E were hardly on our way yesterday, from Agawam, when a dashing young gallant rode up very fast behind us. He was fairly clad in rich stuffs, and rode a nag of good mettle. He saluted us with much ease and courtliness, offering especial compliments to Rebecca, to whom he seemed well known, and who I thought was both glad and surprised at his coming. As I rode near, she said it gave her great joy to bring to each other's acquaintance Sir Thomas Hale, a good friend of her father's, and her cousin Margaret, who, like himself, was a new-comer. He replied, that he should look with favor on any one who was near to her in friendship or kindred; and, on learning my father's name, said he had seen him at his uncle's, Sir Matthew Hale's, many years ago, and could vouch for him as a worthy man. After some pleasant and merry discoursing with us, he and my brother fell into converse upon the state of affairs in the Colony, the late lamentable war with the Narraganset and Pequod Indians, together with the growth of heresy and schism in the churches, which latter he did not scruple to charge upon the wicked policy of the home government in checking the wholesome severity of the laws here enacted against the schemers and ranters. "I quite agree," said he, "with Mr. Rawson, that they should have hanged ten where they did one." Cousin Rebecca here said she was sure her father was now glad the laws were changed, and that he had often told her that, although the condemned deserved their punishment, he was not sure that it was the best way to put down the heresy.

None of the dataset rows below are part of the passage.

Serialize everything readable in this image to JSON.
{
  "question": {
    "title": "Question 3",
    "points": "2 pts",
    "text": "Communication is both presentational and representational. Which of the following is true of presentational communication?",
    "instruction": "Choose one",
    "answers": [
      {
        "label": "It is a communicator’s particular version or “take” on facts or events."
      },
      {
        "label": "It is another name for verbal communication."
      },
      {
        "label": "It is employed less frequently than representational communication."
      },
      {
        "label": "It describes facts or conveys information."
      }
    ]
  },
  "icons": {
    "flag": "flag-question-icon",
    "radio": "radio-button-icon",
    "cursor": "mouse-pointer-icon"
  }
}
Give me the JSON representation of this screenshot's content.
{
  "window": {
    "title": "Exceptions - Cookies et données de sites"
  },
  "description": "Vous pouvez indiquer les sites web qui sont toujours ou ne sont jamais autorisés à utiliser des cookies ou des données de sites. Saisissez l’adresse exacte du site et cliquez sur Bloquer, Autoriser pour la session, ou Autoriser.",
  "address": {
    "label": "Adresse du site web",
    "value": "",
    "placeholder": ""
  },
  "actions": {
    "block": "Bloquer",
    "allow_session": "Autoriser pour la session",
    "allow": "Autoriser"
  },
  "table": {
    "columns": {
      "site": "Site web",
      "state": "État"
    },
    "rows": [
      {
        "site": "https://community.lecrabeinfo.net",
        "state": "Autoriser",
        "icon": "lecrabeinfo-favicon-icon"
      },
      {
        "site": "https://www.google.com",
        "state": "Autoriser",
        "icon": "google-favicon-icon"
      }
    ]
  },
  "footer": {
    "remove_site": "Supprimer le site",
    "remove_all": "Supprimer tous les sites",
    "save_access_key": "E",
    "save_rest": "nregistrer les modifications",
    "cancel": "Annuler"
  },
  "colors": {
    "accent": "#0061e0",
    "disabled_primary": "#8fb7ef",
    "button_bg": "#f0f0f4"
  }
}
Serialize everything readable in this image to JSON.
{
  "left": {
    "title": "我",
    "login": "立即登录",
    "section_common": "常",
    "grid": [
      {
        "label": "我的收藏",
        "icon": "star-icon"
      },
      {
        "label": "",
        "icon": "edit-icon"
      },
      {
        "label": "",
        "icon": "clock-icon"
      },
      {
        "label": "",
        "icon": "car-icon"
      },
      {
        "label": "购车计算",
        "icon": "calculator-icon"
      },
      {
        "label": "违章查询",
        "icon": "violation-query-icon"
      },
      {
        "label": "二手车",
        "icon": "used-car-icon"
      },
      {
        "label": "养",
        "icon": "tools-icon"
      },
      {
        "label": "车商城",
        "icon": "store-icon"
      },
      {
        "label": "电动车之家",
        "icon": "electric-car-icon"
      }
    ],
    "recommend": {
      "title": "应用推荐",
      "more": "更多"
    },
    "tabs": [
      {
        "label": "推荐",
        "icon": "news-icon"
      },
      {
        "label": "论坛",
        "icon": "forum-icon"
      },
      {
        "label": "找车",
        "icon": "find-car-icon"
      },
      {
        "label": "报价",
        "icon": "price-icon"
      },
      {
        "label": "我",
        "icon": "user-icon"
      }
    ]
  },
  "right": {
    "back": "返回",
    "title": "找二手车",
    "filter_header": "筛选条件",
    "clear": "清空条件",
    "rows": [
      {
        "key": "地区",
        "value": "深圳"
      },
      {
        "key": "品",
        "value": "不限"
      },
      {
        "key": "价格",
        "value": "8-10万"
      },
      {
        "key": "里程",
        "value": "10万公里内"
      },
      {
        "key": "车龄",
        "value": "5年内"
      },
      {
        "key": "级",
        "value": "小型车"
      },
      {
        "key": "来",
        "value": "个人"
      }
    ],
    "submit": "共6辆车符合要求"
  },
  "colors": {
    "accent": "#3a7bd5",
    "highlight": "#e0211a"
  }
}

If she was ruler, she continued, in her merry way, she would send all the schemers and 'ranters, and all the sour, crabbed busybodies in the churches, off to Rhode Island, where all kinds of folly, in spirituals, as well as temporals, were permitted, and one crazy head could not reproach another.